Meanwhile, due to their location close to the water, the homes of the Egges and the Ellingsons were saved by the loggers who poured water over them. All the other buildings in New London were destroyed, and the homeless families stayed with the Ellingsons and the Egges until they could put up new shacks.

Logging operations in that area continued when Merrill & Ring joined with Polsons to extend their logging railroad into the scorched standing timber so that it could be salvaged."




Ida Trough says:

"When I was eleven, Herman Walkers moved from New London to Axford. I went with them and attended school there. They were very friendly people and I adored Grandfather Marcus Walker. I went to Humptulips to take the eighth grade examinations.

After that I lived with Kirkaldies. Nellie, Anna, and I had bicycles. We would row across the river and come to high school in Hoquiam.

After graduation, I took a business course and worked in offices. In 1914, I married Richard Trough, and we bought some acreage from my cousin Alfred Nelson. Richard was employed for many years in the office of the Indian Agency in Hoquiam. He passed away in August, 1953.

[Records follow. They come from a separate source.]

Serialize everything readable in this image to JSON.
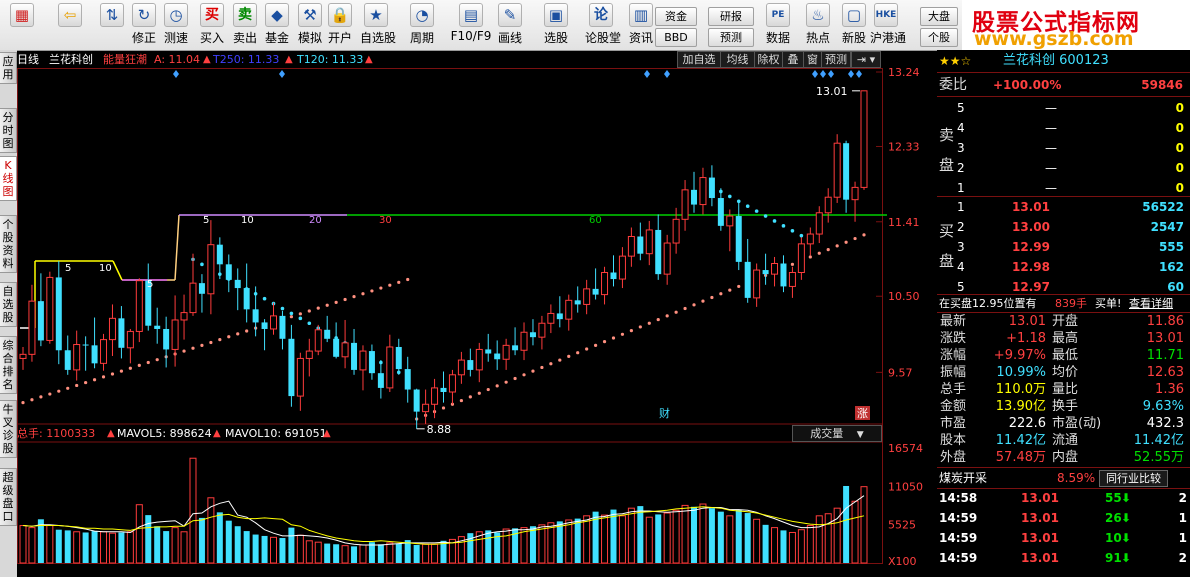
{
  "toolbar": {
    "buttons": [
      {
        "label": "",
        "icon": "windows-icon"
      },
      {
        "label": "",
        "icon": "back-arrow-icon"
      },
      {
        "label": "",
        "icon": "up-down-icon"
      },
      {
        "label": "修正",
        "icon": "refresh-icon"
      },
      {
        "label": "测速",
        "icon": "clock-icon"
      },
      {
        "label": "买入",
        "icon": "buy-icon",
        "glyph": "买"
      },
      {
        "label": "卖出",
        "icon": "sell-icon",
        "glyph": "卖"
      },
      {
        "label": "基金",
        "icon": "fund-icon"
      },
      {
        "label": "模拟",
        "icon": "hammer-icon"
      },
      {
        "label": "开户",
        "icon": "lock-icon"
      },
      {
        "label": "自选股",
        "icon": "star-icon"
      },
      {
        "label": "周期",
        "icon": "period-icon"
      },
      {
        "label": "F10/F9",
        "icon": "f10-icon"
      },
      {
        "label": "画线",
        "icon": "pen-icon"
      },
      {
        "label": "选股",
        "icon": "screen-icon"
      },
      {
        "label": "论股堂",
        "icon": "forum-icon",
        "glyph": "论"
      },
      {
        "label": "资讯",
        "icon": "news-icon"
      },
      {
        "label": "数据",
        "icon": "data-icon",
        "glyph": "PE"
      },
      {
        "label": "热点",
        "icon": "hot-icon"
      },
      {
        "label": "新股",
        "icon": "ipo-icon"
      },
      {
        "label": "沪港通",
        "icon": "hkex-icon",
        "glyph": "HKE"
      }
    ],
    "small_buttons": [
      "资金",
      "BBD",
      "研报",
      "预测",
      "大盘",
      "个股"
    ]
  },
  "logo": {
    "line1": "股票公式指标网",
    "line2": "www.gszb.com"
  },
  "left_tabs": [
    "应用",
    "分时图",
    "K线图",
    "个股资料",
    "自选股",
    "综合排名",
    "牛叉诊股",
    "超级盘口"
  ],
  "chart_header": {
    "period": "日线",
    "name": "兰花科创",
    "indicator": "能量狂潮",
    "a_label": "A: 11.04",
    "t250_label": "T250: 11.33",
    "t120_label": "T120: 11.33",
    "buttons": [
      "加自选",
      "均线",
      "除权",
      "叠",
      "窗",
      "预测"
    ]
  },
  "volume_header": {
    "total": "总手: 1100333",
    "mavol5": "MAVOL5: 898624",
    "mavol10": "MAVOL10: 691051",
    "selector": "成交量"
  },
  "chart_data": {
    "type": "candlestick",
    "y_ticks": [
      "13.24",
      "12.33",
      "11.41",
      "10.50",
      "9.57"
    ],
    "y_range": [
      9.0,
      13.24
    ],
    "vol_ticks": [
      "16574",
      "11050",
      "5525",
      "X100"
    ],
    "annotations": {
      "high": "13.01",
      "low": "8.88",
      "line_labels": [
        "5",
        "10",
        "5",
        "5",
        "10",
        "20",
        "30",
        "60"
      ],
      "events": [
        "财",
        "涨"
      ]
    },
    "candles": [
      [
        9.74,
        9.88,
        9.6,
        9.79
      ],
      [
        9.79,
        10.64,
        9.7,
        10.44
      ],
      [
        10.44,
        10.78,
        9.89,
        9.96
      ],
      [
        9.96,
        10.8,
        9.92,
        10.73
      ],
      [
        10.73,
        10.93,
        9.67,
        9.84
      ],
      [
        9.84,
        10.02,
        9.54,
        9.6
      ],
      [
        9.6,
        10.08,
        9.47,
        9.91
      ],
      [
        9.91,
        10.01,
        9.59,
        9.9
      ],
      [
        9.9,
        10.24,
        9.62,
        9.68
      ],
      [
        9.68,
        10.04,
        9.59,
        9.97
      ],
      [
        9.97,
        10.4,
        9.77,
        10.23
      ],
      [
        10.23,
        10.38,
        9.74,
        9.87
      ],
      [
        9.87,
        10.1,
        9.68,
        10.07
      ],
      [
        10.07,
        10.72,
        9.94,
        10.69
      ],
      [
        10.69,
        10.9,
        10.08,
        10.14
      ],
      [
        10.14,
        10.36,
        9.92,
        10.1
      ],
      [
        10.1,
        10.25,
        9.63,
        9.85
      ],
      [
        9.85,
        10.51,
        9.64,
        10.21
      ],
      [
        10.21,
        10.52,
        9.97,
        10.3
      ],
      [
        10.3,
        11.02,
        10.26,
        10.66
      ],
      [
        10.66,
        10.77,
        10.3,
        10.53
      ],
      [
        10.53,
        11.43,
        10.28,
        11.13
      ],
      [
        11.13,
        11.22,
        10.71,
        10.89
      ],
      [
        10.89,
        11.01,
        10.55,
        10.7
      ],
      [
        10.7,
        10.84,
        10.33,
        10.6
      ],
      [
        10.6,
        10.9,
        10.18,
        10.34
      ],
      [
        10.34,
        10.62,
        10.01,
        10.18
      ],
      [
        10.18,
        10.22,
        9.84,
        10.1
      ],
      [
        10.1,
        10.42,
        10.03,
        10.26
      ],
      [
        10.26,
        10.32,
        9.85,
        9.98
      ],
      [
        9.98,
        10.15,
        9.15,
        9.28
      ],
      [
        9.28,
        9.81,
        9.1,
        9.74
      ],
      [
        9.74,
        9.98,
        9.52,
        9.83
      ],
      [
        9.83,
        10.15,
        9.78,
        10.09
      ],
      [
        10.09,
        10.26,
        9.94,
        9.98
      ],
      [
        9.98,
        10.18,
        9.74,
        9.76
      ],
      [
        9.76,
        10.21,
        9.62,
        9.93
      ],
      [
        9.93,
        10.1,
        9.54,
        9.6
      ],
      [
        9.6,
        9.9,
        9.35,
        9.83
      ],
      [
        9.83,
        9.91,
        9.48,
        9.56
      ],
      [
        9.56,
        9.72,
        9.25,
        9.38
      ],
      [
        9.38,
        10.03,
        9.33,
        9.88
      ],
      [
        9.88,
        9.98,
        9.54,
        9.61
      ],
      [
        9.61,
        9.76,
        9.2,
        9.36
      ],
      [
        9.36,
        9.37,
        8.88,
        9.09
      ],
      [
        9.09,
        9.36,
        8.94,
        9.18
      ],
      [
        9.18,
        9.49,
        9.01,
        9.38
      ],
      [
        9.38,
        9.58,
        9.2,
        9.33
      ],
      [
        9.33,
        9.6,
        9.18,
        9.54
      ],
      [
        9.54,
        9.82,
        9.43,
        9.72
      ],
      [
        9.72,
        9.86,
        9.52,
        9.6
      ],
      [
        9.6,
        9.93,
        9.45,
        9.85
      ],
      [
        9.85,
        10.04,
        9.7,
        9.8
      ],
      [
        9.8,
        9.96,
        9.6,
        9.73
      ],
      [
        9.73,
        9.98,
        9.6,
        9.9
      ],
      [
        9.9,
        10.12,
        9.78,
        9.84
      ],
      [
        9.84,
        10.18,
        9.72,
        10.06
      ],
      [
        10.06,
        10.22,
        9.9,
        10.0
      ],
      [
        10.0,
        10.26,
        9.85,
        10.17
      ],
      [
        10.17,
        10.4,
        10.05,
        10.29
      ],
      [
        10.29,
        10.5,
        10.12,
        10.22
      ],
      [
        10.22,
        10.52,
        10.08,
        10.45
      ],
      [
        10.45,
        10.62,
        10.3,
        10.4
      ],
      [
        10.4,
        10.7,
        10.28,
        10.59
      ],
      [
        10.59,
        10.84,
        10.46,
        10.52
      ],
      [
        10.52,
        10.86,
        10.4,
        10.79
      ],
      [
        10.79,
        11.0,
        10.62,
        10.71
      ],
      [
        10.71,
        11.1,
        10.6,
        10.99
      ],
      [
        10.99,
        11.34,
        10.86,
        11.23
      ],
      [
        11.23,
        11.4,
        10.94,
        11.02
      ],
      [
        11.02,
        11.42,
        10.88,
        11.31
      ],
      [
        11.31,
        11.5,
        10.7,
        10.77
      ],
      [
        10.77,
        11.25,
        10.64,
        11.15
      ],
      [
        11.15,
        11.58,
        11.02,
        11.44
      ],
      [
        11.44,
        11.92,
        11.3,
        11.8
      ],
      [
        11.8,
        12.02,
        11.52,
        11.62
      ],
      [
        11.62,
        12.07,
        11.5,
        11.95
      ],
      [
        11.95,
        12.1,
        11.6,
        11.7
      ],
      [
        11.7,
        11.82,
        11.3,
        11.36
      ],
      [
        11.36,
        11.56,
        11.05,
        11.48
      ],
      [
        11.48,
        11.66,
        10.82,
        10.92
      ],
      [
        10.92,
        11.2,
        10.42,
        10.48
      ],
      [
        10.48,
        10.9,
        10.37,
        10.82
      ],
      [
        10.82,
        11.02,
        10.64,
        10.77
      ],
      [
        10.77,
        10.98,
        10.62,
        10.9
      ],
      [
        10.9,
        11.0,
        10.55,
        10.62
      ],
      [
        10.62,
        10.86,
        10.48,
        10.79
      ],
      [
        10.79,
        11.22,
        10.7,
        11.14
      ],
      [
        11.14,
        11.34,
        11.0,
        11.26
      ],
      [
        11.26,
        11.6,
        11.15,
        11.52
      ],
      [
        11.52,
        11.82,
        11.4,
        11.71
      ],
      [
        11.71,
        12.48,
        11.64,
        12.37
      ],
      [
        12.37,
        12.4,
        11.52,
        11.68
      ],
      [
        11.68,
        11.9,
        11.41,
        11.83
      ],
      [
        11.83,
        13.01,
        11.8,
        13.01
      ]
    ],
    "volumes": [
      5400,
      5100,
      6300,
      5400,
      4800,
      4700,
      4500,
      4400,
      4600,
      4500,
      4300,
      4400,
      4500,
      8400,
      6900,
      5300,
      4600,
      5100,
      4500,
      15100,
      6500,
      9400,
      7300,
      6100,
      5300,
      4600,
      4100,
      3900,
      3700,
      3600,
      5100,
      4000,
      3200,
      3000,
      2800,
      2700,
      2500,
      2400,
      2600,
      3000,
      2700,
      2900,
      2800,
      3300,
      2600,
      2700,
      2700,
      3200,
      3400,
      3800,
      4300,
      4500,
      4700,
      4400,
      4900,
      5000,
      5100,
      5300,
      5500,
      5800,
      6000,
      6200,
      6400,
      6800,
      7400,
      6900,
      7700,
      6800,
      7900,
      8200,
      6600,
      7000,
      7200,
      7600,
      8300,
      8100,
      8500,
      7900,
      7400,
      6800,
      7700,
      7200,
      6300,
      5500,
      5100,
      4700,
      4400,
      4800,
      5400,
      6800,
      7100,
      7900,
      11100,
      8900,
      11000
    ],
    "mavol5": [
      5400,
      5300,
      5500,
      5500,
      5400,
      5300,
      5100,
      4900,
      4600,
      4500,
      4500,
      4500,
      4400,
      5200,
      5700,
      5900,
      6000,
      6100,
      5300,
      7100,
      7200,
      8100,
      8600,
      8900,
      6900,
      6600,
      5800,
      4800,
      4300,
      3900,
      3900,
      4000,
      3900,
      3800,
      3600,
      3300,
      2900,
      2700,
      2600,
      2600,
      2600,
      2700,
      2800,
      2900,
      2900,
      2900,
      2900,
      3000,
      2900,
      3200,
      3500,
      3900,
      4300,
      4500,
      4600,
      4800,
      4800,
      4900,
      5200,
      5300,
      5500,
      5800,
      6000,
      6200,
      6600,
      6700,
      7000,
      7100,
      7400,
      7500,
      7500,
      7400,
      7300,
      7400,
      7500,
      7600,
      7900,
      8000,
      8000,
      7700,
      7700,
      7600,
      7300,
      6800,
      6400,
      5900,
      5400,
      5100,
      5100,
      5200,
      5700,
      6400,
      7900,
      8800,
      9700
    ],
    "mavol10": [
      5400,
      5300,
      5400,
      5400,
      5400,
      5300,
      5200,
      5000,
      5000,
      4900,
      4900,
      4800,
      4700,
      5000,
      5100,
      5200,
      5200,
      5300,
      5300,
      6100,
      6200,
      6600,
      6900,
      7000,
      6600,
      6400,
      6400,
      6500,
      6400,
      6300,
      5500,
      5300,
      4700,
      4300,
      3900,
      3600,
      3400,
      3200,
      3100,
      3100,
      3200,
      3100,
      3000,
      2900,
      2800,
      2700,
      2700,
      2800,
      2900,
      3000,
      3200,
      3400,
      3600,
      3800,
      3900,
      4200,
      4500,
      4700,
      4900,
      5100,
      5300,
      5500,
      5800,
      6000,
      6300,
      6500,
      6700,
      6900,
      7100,
      7300,
      7400,
      7500,
      7600,
      7800,
      7900,
      8000,
      8100,
      8000,
      7900,
      7600,
      7500,
      7400,
      7200,
      6900,
      6600,
      6300,
      6000,
      5800,
      5600,
      5500,
      5600,
      5800,
      6200,
      6500,
      6800
    ],
    "bull_dots_start": 9.2,
    "bear_dots_start": 10.95
  },
  "right_panel": {
    "title": "兰花科创 600123",
    "weibi": {
      "label": "委比",
      "pct": "+100.00%",
      "diff": "59846"
    },
    "sell_label": "卖盘",
    "buy_label": "买盘",
    "asks": [
      [
        "5",
        "—",
        "0"
      ],
      [
        "4",
        "—",
        "0"
      ],
      [
        "3",
        "—",
        "0"
      ],
      [
        "2",
        "—",
        "0"
      ],
      [
        "1",
        "—",
        "0"
      ]
    ],
    "bids": [
      [
        "1",
        "13.01",
        "56522"
      ],
      [
        "2",
        "13.00",
        "2547"
      ],
      [
        "3",
        "12.99",
        "555"
      ],
      [
        "4",
        "12.98",
        "162"
      ],
      [
        "5",
        "12.97",
        "60"
      ]
    ],
    "bid_note": {
      "text": "在买盘12.95位置有",
      "qty": "839手",
      "action": "买单!",
      "link": "查看详细"
    },
    "stats": [
      [
        "最新",
        "13.01",
        "开盘",
        "11.86",
        "red",
        "red"
      ],
      [
        "涨跌",
        "+1.18",
        "最高",
        "13.01",
        "red",
        "red"
      ],
      [
        "涨幅",
        "+9.97%",
        "最低",
        "11.71",
        "red",
        "green"
      ],
      [
        "振幅",
        "10.99%",
        "均价",
        "12.63",
        "cyan",
        "red"
      ],
      [
        "总手",
        "110.0万",
        "量比",
        "1.36",
        "yellow",
        "red"
      ],
      [
        "金额",
        "13.90亿",
        "换手",
        "9.63%",
        "yellow",
        "cyan"
      ],
      [
        "市盈",
        "222.6",
        "市盈(动)",
        "432.3",
        "white",
        "white"
      ],
      [
        "股本",
        "11.42亿",
        "流通",
        "11.42亿",
        "cyan",
        "cyan"
      ],
      [
        "外盘",
        "57.48万",
        "内盘",
        "52.55万",
        "red",
        "green"
      ]
    ],
    "sector": {
      "name": "煤炭开采",
      "pct": "8.59%",
      "compare": "同行业比较"
    },
    "ticks": [
      [
        "14:58",
        "13.01",
        "55",
        "2"
      ],
      [
        "14:59",
        "13.01",
        "26",
        "1"
      ],
      [
        "14:59",
        "13.01",
        "10",
        "1"
      ],
      [
        "14:59",
        "13.01",
        "91",
        "2"
      ]
    ]
  },
  "colors": {
    "up": "#ff3c3c",
    "down": "#40e0ff",
    "bg": "#000000",
    "grid": "#7a1010"
  }
}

Also, In 1914, my sister Olena Egge married William Seaman. The Seamans leased and ran the Quinault Hotel which was owned by Olsons. "Connie" was employed as cook. After her husband's death, Mrs. Seaman bought the hotel, which later was destroyed by fire. Some six years afterward Olena married George Miller, of Michigan.

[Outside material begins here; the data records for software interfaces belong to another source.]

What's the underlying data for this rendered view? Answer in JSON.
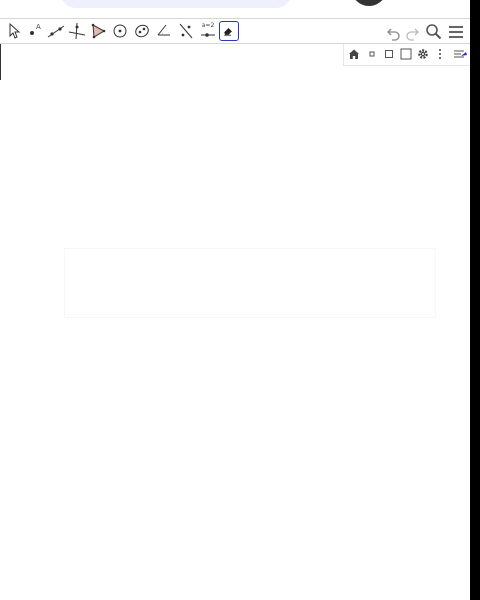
{
  "toolbar": {
    "tools": [
      {
        "id": "move",
        "icon": "move-arrow-icon"
      },
      {
        "id": "point",
        "icon": "point-icon",
        "label": "A"
      },
      {
        "id": "line",
        "icon": "line-icon"
      },
      {
        "id": "perpendicular",
        "icon": "perpendicular-line-icon"
      },
      {
        "id": "polygon",
        "icon": "polygon-icon"
      },
      {
        "id": "circle",
        "icon": "circle-center-point-icon"
      },
      {
        "id": "ellipse",
        "icon": "ellipse-icon"
      },
      {
        "id": "angle",
        "icon": "angle-icon"
      },
      {
        "id": "reflect",
        "icon": "reflect-line-icon"
      },
      {
        "id": "slider",
        "icon": "slider-icon",
        "label": "a=2"
      },
      {
        "id": "eraser",
        "icon": "eraser-icon",
        "active": true
      }
    ],
    "actions": [
      {
        "id": "undo",
        "icon": "undo-icon"
      },
      {
        "id": "redo",
        "icon": "redo-icon"
      },
      {
        "id": "search",
        "icon": "search-icon"
      },
      {
        "id": "menu",
        "icon": "hamburger-menu-icon"
      }
    ]
  },
  "graphics_style_bar": {
    "buttons": [
      {
        "id": "home",
        "icon": "home-icon"
      },
      {
        "id": "shrink",
        "icon": "small-square-icon"
      },
      {
        "id": "square",
        "icon": "square-icon"
      },
      {
        "id": "fullscreen",
        "icon": "large-square-icon"
      },
      {
        "id": "settings",
        "icon": "gear-icon"
      },
      {
        "id": "more",
        "icon": "more-vertical-icon"
      },
      {
        "id": "style-bar-toggle",
        "icon": "style-bar-toggle-icon"
      }
    ]
  },
  "colors": {
    "accent": "#2a37c7",
    "tool_point": "#444444",
    "polygon_fill": "#d27b6a",
    "background": "#ffffff"
  }
}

Constance Egge married Joe Brant, a mechanic for Polson Logging Co., and later for Rayonier.

Henry Egge remained a bachelor. He was employed in logging camps, and later had his own logging concern in partnership with Ernest Ellingson. When Polson logged the area he left a huge tree standing as a marker between the Bennett Ellingson and the Dick Trough properties. In 1946 Henry Egge felled it and logged off. He was also interested in mining, and at the time of his death, in 1954, was affiliated with C.W. Jenkins, of Salt Lake City, Utah.

The three sisters still reside at New London (1958)."